Ford Motor Co.'s U.S. sales fell 4 percent in October, marking the automaker's fifth straight monthly decline, while deliveries at Toyota Motor Corp., Honda Motor Co., Hyundai and Kia fell for the third consecutive month as tight chip supplies and other bottlenecks continue to undermine light-vehicle output and dealer stockpiles.
In a signal the market may have bottomed out, the seasonally adjusted, annualized rate of sales came in at 13.1 million, Motor Intelligence and Morgan Stanley said Wednesday, near the high end of forecasts -- 11.8 million to 13.5 million -- from Cox Automotive, J.D. Power/LMC Automotive and TrueCar. The SAAR hit 16.44 million in October 2020 and had fallen each month to a low this year of 12.27 million in September since hitting a 2021 high of 18.5 million in April.
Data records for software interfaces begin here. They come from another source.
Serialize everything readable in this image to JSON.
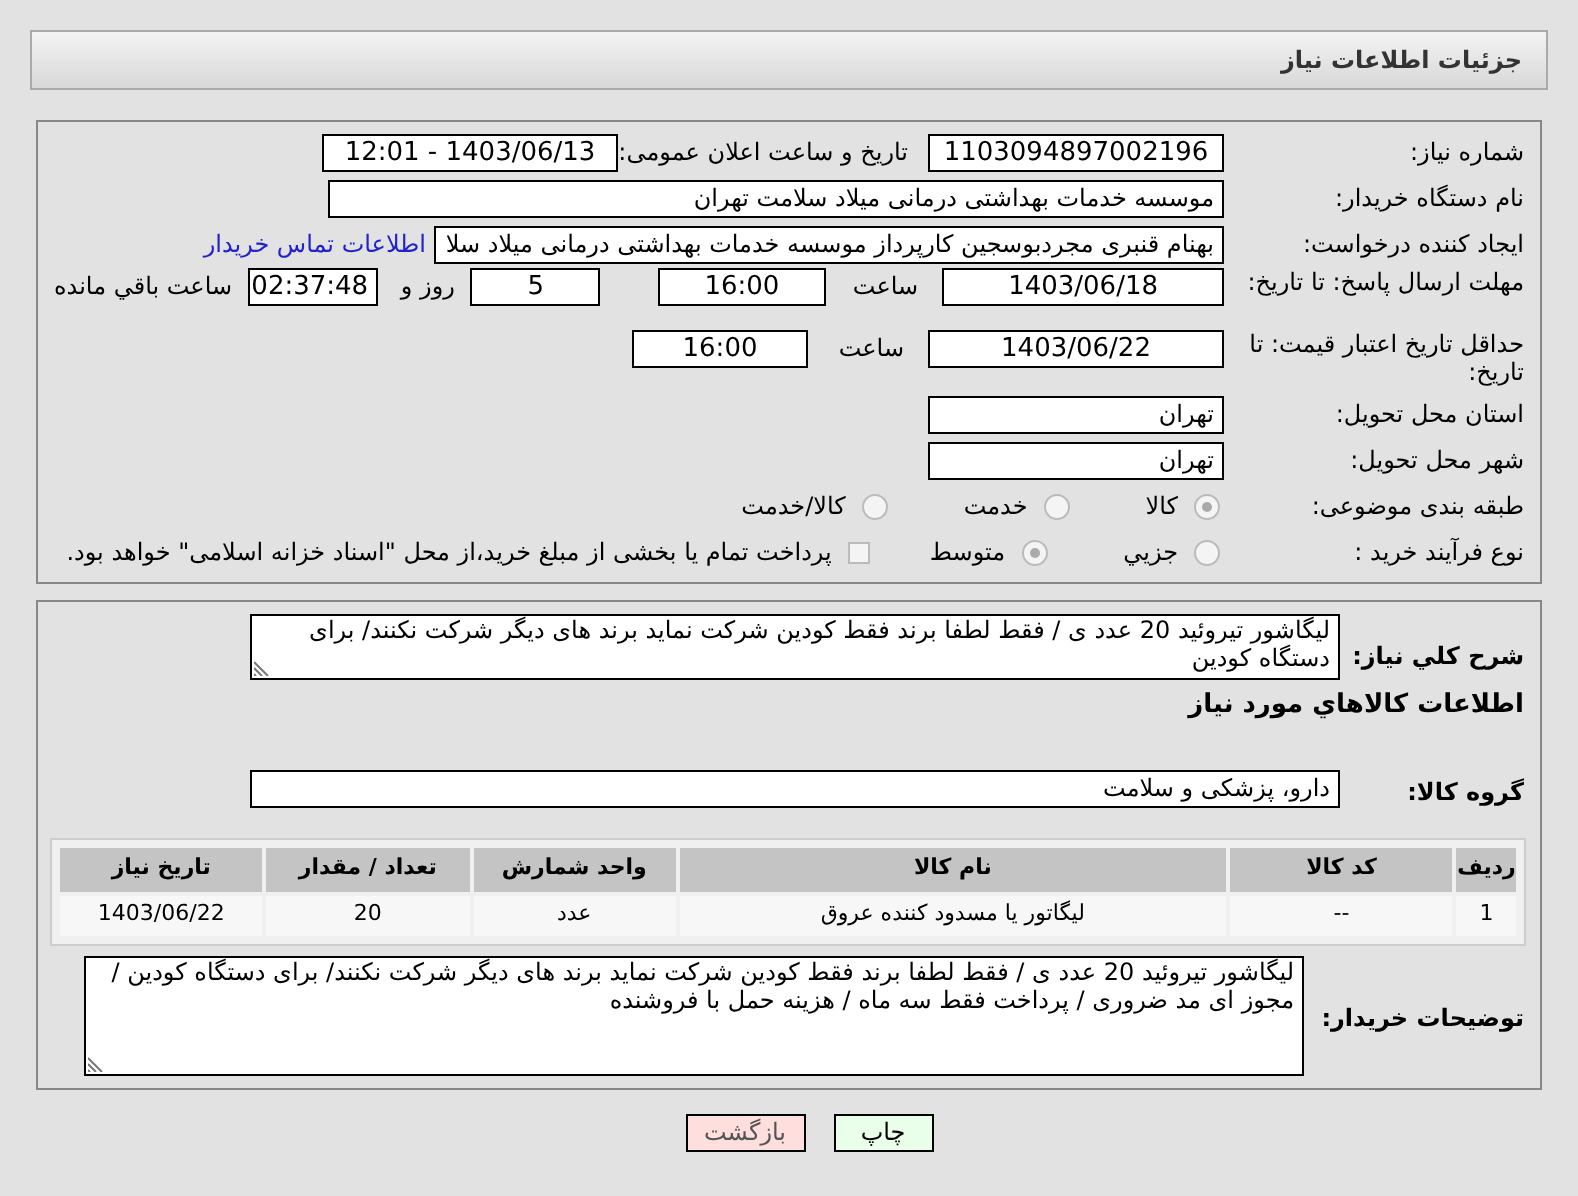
{
  "header": {
    "title": "جزئیات اطلاعات نیاز"
  },
  "need_number": {
    "label": "شماره نیاز:",
    "value": "1103094897002196"
  },
  "announce": {
    "label": "تاریخ و ساعت اعلان عمومی:",
    "value": "1403/06/13 - 12:01"
  },
  "buyer": {
    "label": "نام دستگاه خریدار:",
    "value": "موسسه خدمات بهداشتی درمانی میلاد سلامت تهران"
  },
  "creator": {
    "label": "ایجاد کننده درخواست:",
    "value": "بهنام قنبری مجردبوسجین کارپرداز موسسه خدمات بهداشتی درمانی میلاد سلا",
    "link": "اطلاعات تماس خریدار"
  },
  "reply_deadline": {
    "label": "مهلت ارسال پاسخ: تا تاریخ:",
    "date": "1403/06/18",
    "time_label": "ساعت",
    "time": "16:00",
    "days": "5",
    "days_label": "روز و",
    "remaining": "02:37:48",
    "remaining_label": "ساعت باقي مانده"
  },
  "price_validity": {
    "label": "حداقل تاریخ اعتبار قیمت: تا تاریخ:",
    "date": "1403/06/22",
    "time_label": "ساعت",
    "time": "16:00"
  },
  "province": {
    "label": "استان محل تحویل:",
    "value": "تهران"
  },
  "city": {
    "label": "شهر محل تحویل:",
    "value": "تهران"
  },
  "category": {
    "label": "طبقه بندی موضوعی:",
    "options": [
      {
        "label": "کالا",
        "selected": true
      },
      {
        "label": "خدمت",
        "selected": false
      },
      {
        "label": "کالا/خدمت",
        "selected": false
      }
    ]
  },
  "purchase_type": {
    "label": "نوع فرآیند خرید :",
    "options": [
      {
        "label": "جزیي",
        "selected": false
      },
      {
        "label": "متوسط",
        "selected": true
      }
    ],
    "treasury": {
      "label": "پرداخت تمام یا بخشی از مبلغ خرید،از محل \"اسناد خزانه اسلامی\" خواهد بود.",
      "checked": false
    }
  },
  "description": {
    "label": "شرح کلي نياز:",
    "value": "لیگاشور  تیروئید  20 عدد ی  /   فقط لطفا  برند فقط کودین  شرکت نماید برند های دیگر شرکت نکنند/ برای دستگاه کودین"
  },
  "goods_heading": "اطلاعات کالاهاي مورد نياز",
  "goods_group": {
    "label": "گروه کالا:",
    "value": "دارو، پزشکی و سلامت"
  },
  "table": {
    "columns": [
      "ردیف",
      "کد کالا",
      "نام کالا",
      "واحد شمارش",
      "تعداد / مقدار",
      "تاریخ نیاز"
    ],
    "rows": [
      [
        "1",
        "--",
        "لیگاتور یا مسدود کننده عروق",
        "عدد",
        "20",
        "1403/06/22"
      ]
    ]
  },
  "buyer_notes": {
    "label": "توضیحات خریدار:",
    "value": "لیگاشور  تیروئید  20 عدد ی  /   فقط لطفا  برند فقط کودین  شرکت نماید برند های دیگر شرکت نکنند/ برای دستگاه کودین / مجوز ای مد ضروری / پرداخت فقط سه ماه / هزینه حمل با فروشنده"
  },
  "buttons": [
    {
      "label": "چاپ",
      "kind": "print"
    },
    {
      "label": "بازگشت",
      "kind": "back"
    }
  ]
}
Morgan Stanley analyst Adam Jonas said industry sales fell 23 percent last month, also within the range of forecasts, with light trucks accounting for 81 percent of volume.
Sales dropped 3.3 percent at the Ford division and 17 percent at Lincoln, with the automaker's latest overall decline the smallest this year. Ford's biggest sellers also posted declines, led by the F-series pickup, down 4.7 percent. Overall, Ford Motor Co. said truck sales fell 7 percent while crossover and SUV deliveries rose 13 percent, helped by new models such as the Mustang Mach-E, Bronco Sport and Bronco.
Ford said gross inventory continued to grow last month, increasing by 7,000 over September levels to total 243,000 at the end of October.